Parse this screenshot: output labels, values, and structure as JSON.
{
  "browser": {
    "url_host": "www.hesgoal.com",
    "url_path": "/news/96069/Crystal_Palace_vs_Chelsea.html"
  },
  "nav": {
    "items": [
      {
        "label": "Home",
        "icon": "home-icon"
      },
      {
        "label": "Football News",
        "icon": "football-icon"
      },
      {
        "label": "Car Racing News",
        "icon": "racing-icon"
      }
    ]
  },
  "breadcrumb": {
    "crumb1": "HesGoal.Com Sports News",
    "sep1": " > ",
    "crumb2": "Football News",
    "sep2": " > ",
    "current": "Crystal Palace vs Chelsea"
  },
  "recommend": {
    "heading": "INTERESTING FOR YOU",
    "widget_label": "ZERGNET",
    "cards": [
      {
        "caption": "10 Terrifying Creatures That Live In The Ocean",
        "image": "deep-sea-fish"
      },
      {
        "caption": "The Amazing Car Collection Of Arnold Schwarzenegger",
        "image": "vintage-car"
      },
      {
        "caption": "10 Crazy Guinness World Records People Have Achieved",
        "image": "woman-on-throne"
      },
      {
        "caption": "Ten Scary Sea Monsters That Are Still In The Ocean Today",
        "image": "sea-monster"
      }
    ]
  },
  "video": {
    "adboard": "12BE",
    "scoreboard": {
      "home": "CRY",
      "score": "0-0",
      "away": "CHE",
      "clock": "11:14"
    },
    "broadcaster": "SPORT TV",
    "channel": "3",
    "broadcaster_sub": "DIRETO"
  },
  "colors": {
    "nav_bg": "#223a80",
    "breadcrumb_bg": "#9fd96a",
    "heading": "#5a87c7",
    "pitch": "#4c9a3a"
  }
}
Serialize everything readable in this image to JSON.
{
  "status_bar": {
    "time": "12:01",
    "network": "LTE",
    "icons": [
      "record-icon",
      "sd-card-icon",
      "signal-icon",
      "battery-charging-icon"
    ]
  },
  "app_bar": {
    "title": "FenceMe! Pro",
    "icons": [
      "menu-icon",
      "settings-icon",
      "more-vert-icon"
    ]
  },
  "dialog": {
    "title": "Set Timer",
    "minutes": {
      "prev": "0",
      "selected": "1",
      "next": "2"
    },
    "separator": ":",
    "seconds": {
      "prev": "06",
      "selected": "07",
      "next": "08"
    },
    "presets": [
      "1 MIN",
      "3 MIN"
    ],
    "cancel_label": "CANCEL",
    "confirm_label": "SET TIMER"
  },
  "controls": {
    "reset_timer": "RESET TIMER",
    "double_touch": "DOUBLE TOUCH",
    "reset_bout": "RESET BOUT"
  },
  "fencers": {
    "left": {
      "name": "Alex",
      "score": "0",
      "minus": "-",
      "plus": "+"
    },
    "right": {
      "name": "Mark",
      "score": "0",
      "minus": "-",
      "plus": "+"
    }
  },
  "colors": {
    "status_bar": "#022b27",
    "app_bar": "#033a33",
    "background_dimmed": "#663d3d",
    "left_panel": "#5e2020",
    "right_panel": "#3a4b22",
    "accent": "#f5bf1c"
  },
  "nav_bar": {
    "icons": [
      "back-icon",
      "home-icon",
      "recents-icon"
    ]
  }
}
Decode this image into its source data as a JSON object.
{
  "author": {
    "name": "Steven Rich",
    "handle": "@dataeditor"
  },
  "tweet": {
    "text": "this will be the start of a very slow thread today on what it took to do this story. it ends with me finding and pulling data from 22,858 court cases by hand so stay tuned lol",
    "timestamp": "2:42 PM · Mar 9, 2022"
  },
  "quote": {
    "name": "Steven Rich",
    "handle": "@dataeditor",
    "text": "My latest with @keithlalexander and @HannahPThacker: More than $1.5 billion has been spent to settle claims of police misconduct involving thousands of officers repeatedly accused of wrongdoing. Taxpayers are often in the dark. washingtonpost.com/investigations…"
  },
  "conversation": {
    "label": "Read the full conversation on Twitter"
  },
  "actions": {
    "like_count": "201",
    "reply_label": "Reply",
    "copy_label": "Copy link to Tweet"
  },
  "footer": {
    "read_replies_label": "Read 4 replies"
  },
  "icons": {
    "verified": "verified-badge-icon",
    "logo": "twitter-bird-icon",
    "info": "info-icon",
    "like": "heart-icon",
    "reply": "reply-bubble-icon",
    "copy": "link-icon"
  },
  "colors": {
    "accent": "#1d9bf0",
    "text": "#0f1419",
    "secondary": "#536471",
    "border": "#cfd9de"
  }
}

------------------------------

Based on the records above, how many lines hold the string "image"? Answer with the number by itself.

• Answer to this task
6